START Raw data

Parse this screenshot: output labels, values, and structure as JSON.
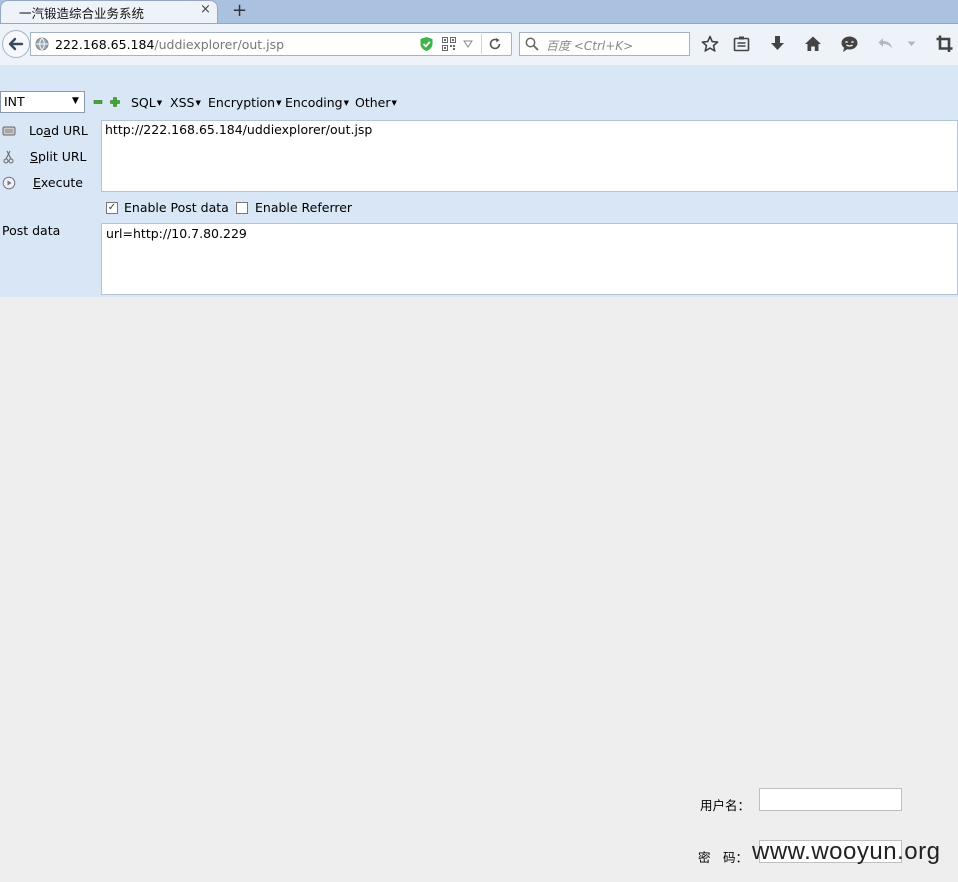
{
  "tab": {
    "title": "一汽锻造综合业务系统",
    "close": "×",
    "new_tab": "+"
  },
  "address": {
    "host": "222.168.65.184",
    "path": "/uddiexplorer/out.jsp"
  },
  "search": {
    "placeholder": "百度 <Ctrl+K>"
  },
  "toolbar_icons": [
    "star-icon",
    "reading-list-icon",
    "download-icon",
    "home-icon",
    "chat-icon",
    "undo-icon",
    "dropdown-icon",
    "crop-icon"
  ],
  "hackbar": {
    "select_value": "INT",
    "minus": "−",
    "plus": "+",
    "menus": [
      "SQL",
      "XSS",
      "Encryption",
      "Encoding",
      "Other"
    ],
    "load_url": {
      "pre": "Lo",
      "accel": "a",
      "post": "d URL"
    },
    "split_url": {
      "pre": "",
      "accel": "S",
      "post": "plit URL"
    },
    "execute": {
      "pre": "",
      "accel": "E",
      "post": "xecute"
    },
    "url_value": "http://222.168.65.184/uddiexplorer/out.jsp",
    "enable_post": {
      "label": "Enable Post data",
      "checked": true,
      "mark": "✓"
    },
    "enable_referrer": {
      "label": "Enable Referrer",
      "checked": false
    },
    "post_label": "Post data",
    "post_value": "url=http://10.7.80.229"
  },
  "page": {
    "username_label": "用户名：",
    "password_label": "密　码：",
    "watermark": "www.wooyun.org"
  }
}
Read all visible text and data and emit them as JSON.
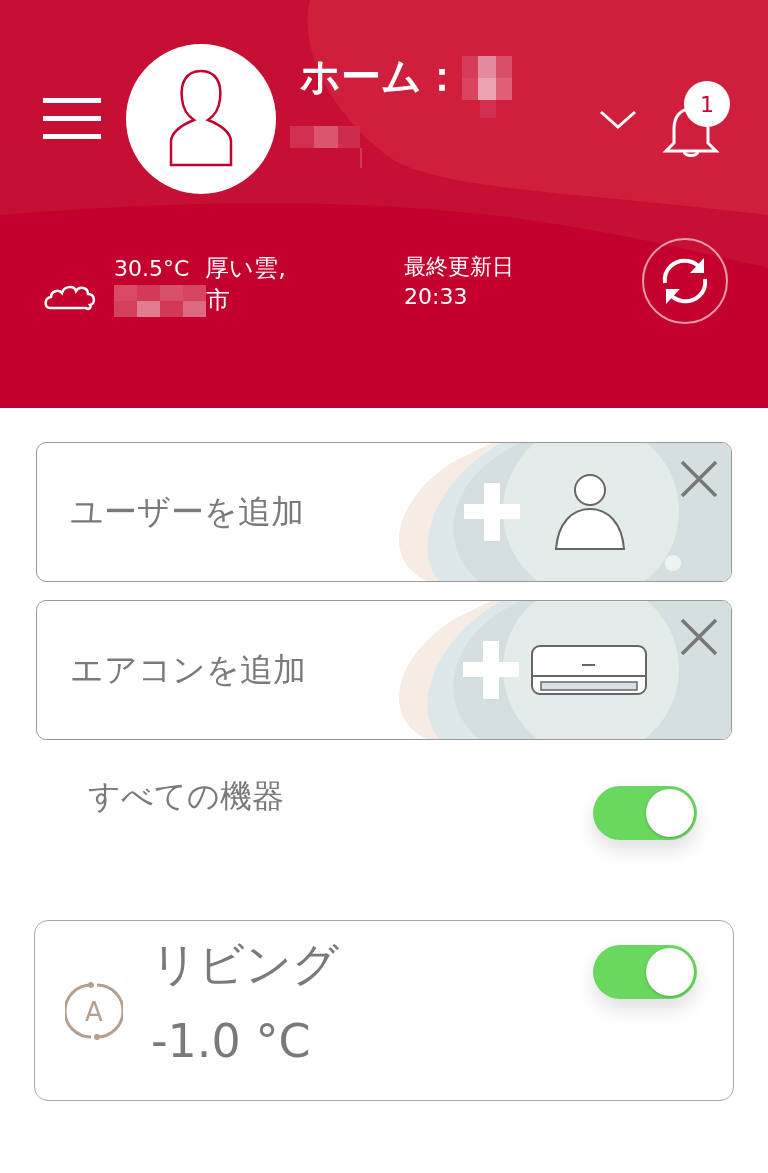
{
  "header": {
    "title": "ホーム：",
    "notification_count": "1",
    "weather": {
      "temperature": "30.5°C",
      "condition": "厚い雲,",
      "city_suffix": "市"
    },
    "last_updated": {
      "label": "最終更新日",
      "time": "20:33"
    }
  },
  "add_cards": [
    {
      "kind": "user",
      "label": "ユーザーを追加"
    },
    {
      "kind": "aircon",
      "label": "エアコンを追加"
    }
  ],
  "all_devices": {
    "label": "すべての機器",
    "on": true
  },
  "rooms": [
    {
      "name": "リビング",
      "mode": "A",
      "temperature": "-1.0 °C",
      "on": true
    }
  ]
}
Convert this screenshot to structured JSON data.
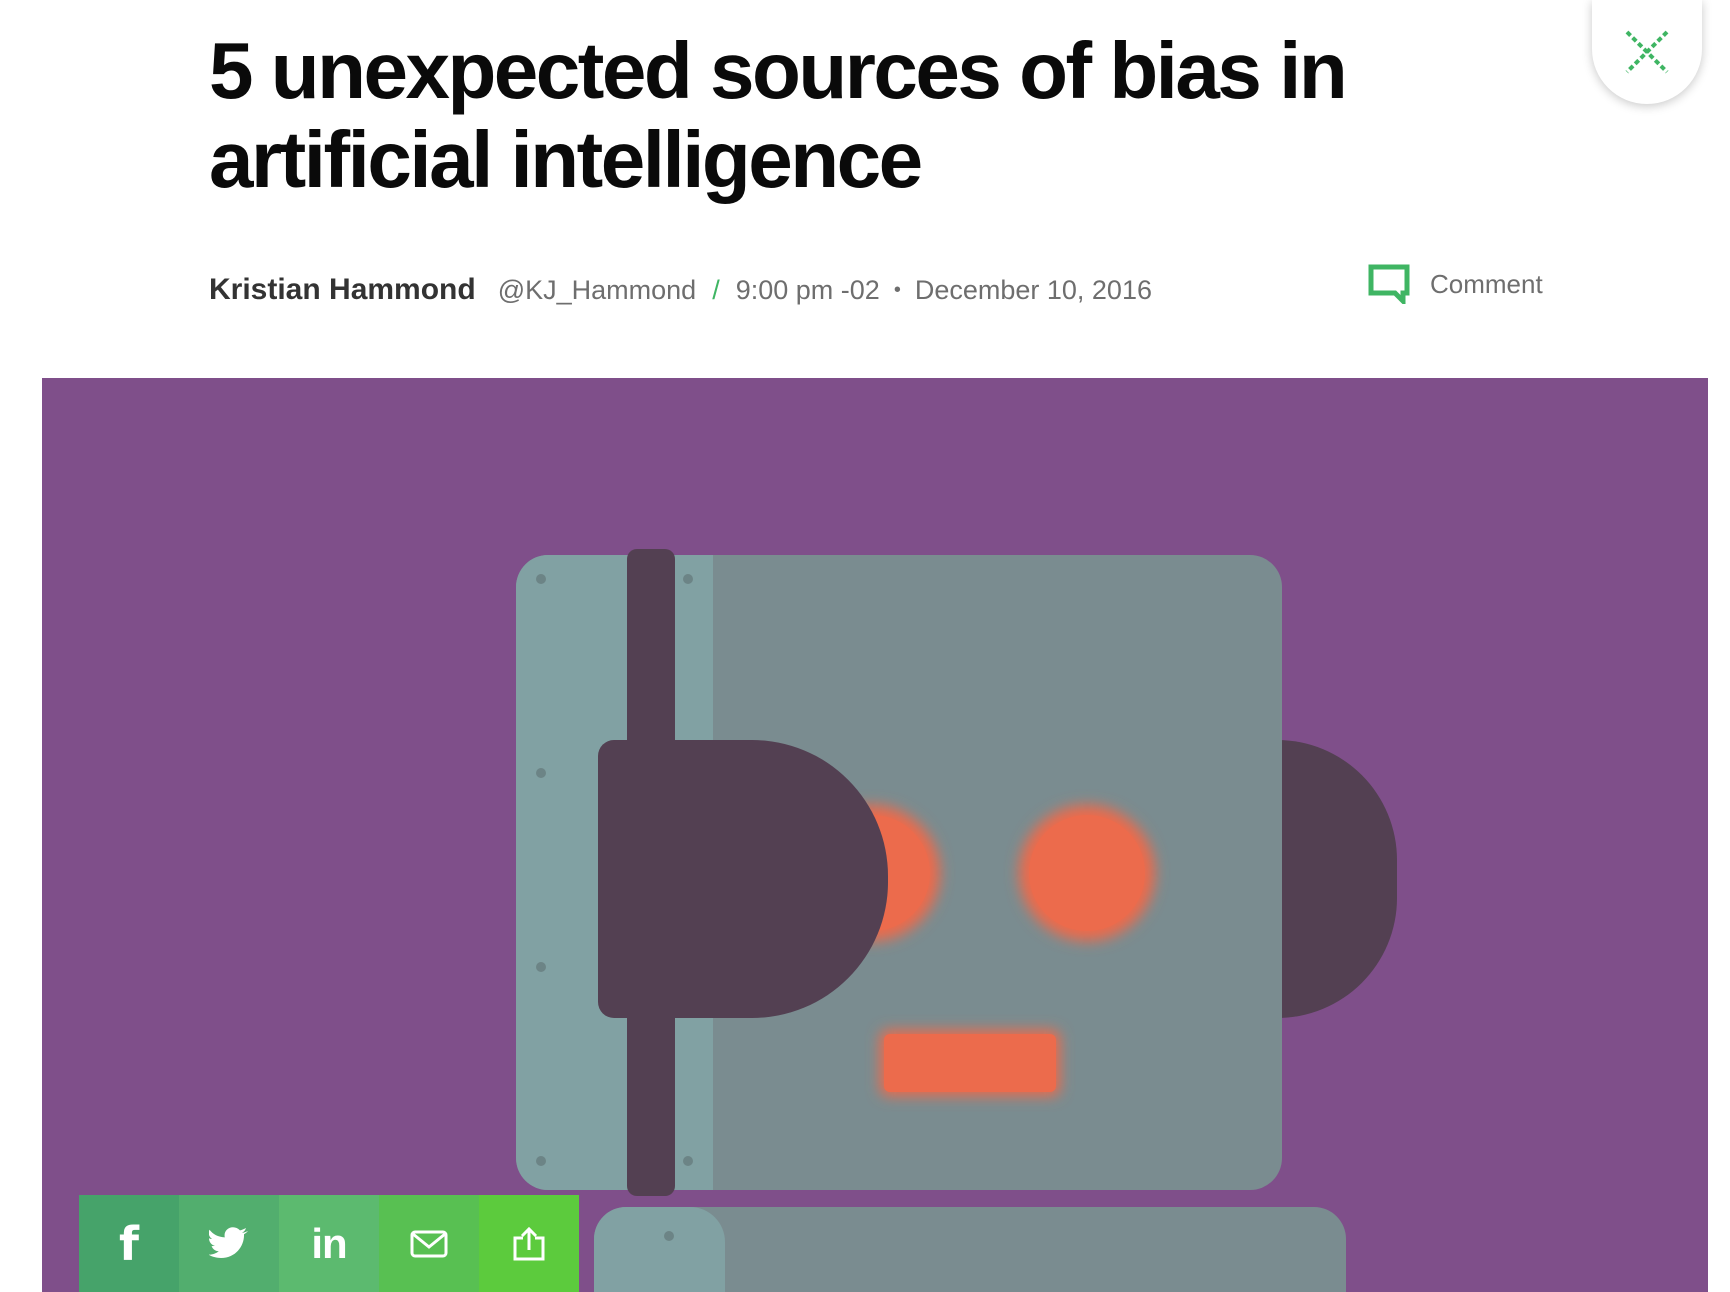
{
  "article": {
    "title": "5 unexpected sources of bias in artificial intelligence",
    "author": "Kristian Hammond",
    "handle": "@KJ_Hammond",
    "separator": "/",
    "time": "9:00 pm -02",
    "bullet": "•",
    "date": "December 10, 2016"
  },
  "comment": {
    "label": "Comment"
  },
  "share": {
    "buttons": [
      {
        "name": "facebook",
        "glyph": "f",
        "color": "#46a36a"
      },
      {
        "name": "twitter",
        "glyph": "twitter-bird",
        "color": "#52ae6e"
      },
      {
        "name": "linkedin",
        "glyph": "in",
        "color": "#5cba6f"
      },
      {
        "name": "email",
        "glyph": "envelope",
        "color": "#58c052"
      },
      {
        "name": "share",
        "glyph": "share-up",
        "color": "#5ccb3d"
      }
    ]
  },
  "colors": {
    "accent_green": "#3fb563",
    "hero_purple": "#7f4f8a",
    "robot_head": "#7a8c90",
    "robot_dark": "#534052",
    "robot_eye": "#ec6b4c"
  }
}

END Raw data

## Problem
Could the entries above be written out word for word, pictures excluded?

## Reply to the task
Parse this screenshot: output labels, values, and structure as JSON.
{
  "tab": {
    "title": "一汽锻造综合业务系统",
    "close": "×",
    "new_tab": "+"
  },
  "address": {
    "host": "222.168.65.184",
    "path": "/uddiexplorer/out.jsp"
  },
  "search": {
    "placeholder": "百度 <Ctrl+K>"
  },
  "toolbar_icons": [
    "star-icon",
    "reading-list-icon",
    "download-icon",
    "home-icon",
    "chat-icon",
    "undo-icon",
    "dropdown-icon",
    "crop-icon"
  ],
  "hackbar": {
    "select_value": "INT",
    "minus": "−",
    "plus": "+",
    "menus": [
      "SQL",
      "XSS",
      "Encryption",
      "Encoding",
      "Other"
    ],
    "load_url": {
      "pre": "Lo",
      "accel": "a",
      "post": "d URL"
    },
    "split_url": {
      "pre": "",
      "accel": "S",
      "post": "plit URL"
    },
    "execute": {
      "pre": "",
      "accel": "E",
      "post": "xecute"
    },
    "url_value": "http://222.168.65.184/uddiexplorer/out.jsp",
    "enable_post": {
      "label": "Enable Post data",
      "checked": true,
      "mark": "✓"
    },
    "enable_referrer": {
      "label": "Enable Referrer",
      "checked": false
    },
    "post_label": "Post data",
    "post_value": "url=http://10.7.80.229"
  },
  "page": {
    "username_label": "用户名：",
    "password_label": "密　码：",
    "watermark": "www.wooyun.org"
  }
}
Read all visible text and data and emit them as JSON.
{
  "header": {
    "title": "ホーム：",
    "notification_count": "1",
    "weather": {
      "temperature": "30.5°C",
      "condition": "厚い雲,",
      "city_suffix": "市"
    },
    "last_updated": {
      "label": "最終更新日",
      "time": "20:33"
    }
  },
  "add_cards": [
    {
      "kind": "user",
      "label": "ユーザーを追加"
    },
    {
      "kind": "aircon",
      "label": "エアコンを追加"
    }
  ],
  "all_devices": {
    "label": "すべての機器",
    "on": true
  },
  "rooms": [
    {
      "name": "リビング",
      "mode": "A",
      "temperature": "-1.0 °C",
      "on": true
    }
  ]
}
Convert this screenshot to structured JSON data.
{
  "article": {
    "title": "5 unexpected sources of bias in artificial intelligence",
    "author": "Kristian Hammond",
    "handle": "@KJ_Hammond",
    "separator": "/",
    "time": "9:00 pm -02",
    "bullet": "•",
    "date": "December 10, 2016"
  },
  "comment": {
    "label": "Comment"
  },
  "share": {
    "buttons": [
      {
        "name": "facebook",
        "glyph": "f",
        "color": "#46a36a"
      },
      {
        "name": "twitter",
        "glyph": "twitter-bird",
        "color": "#52ae6e"
      },
      {
        "name": "linkedin",
        "glyph": "in",
        "color": "#5cba6f"
      },
      {
        "name": "email",
        "glyph": "envelope",
        "color": "#58c052"
      },
      {
        "name": "share",
        "glyph": "share-up",
        "color": "#5ccb3d"
      }
    ]
  },
  "colors": {
    "accent_green": "#3fb563",
    "hero_purple": "#7f4f8a",
    "robot_head": "#7a8c90",
    "robot_dark": "#534052",
    "robot_eye": "#ec6b4c"
  }
}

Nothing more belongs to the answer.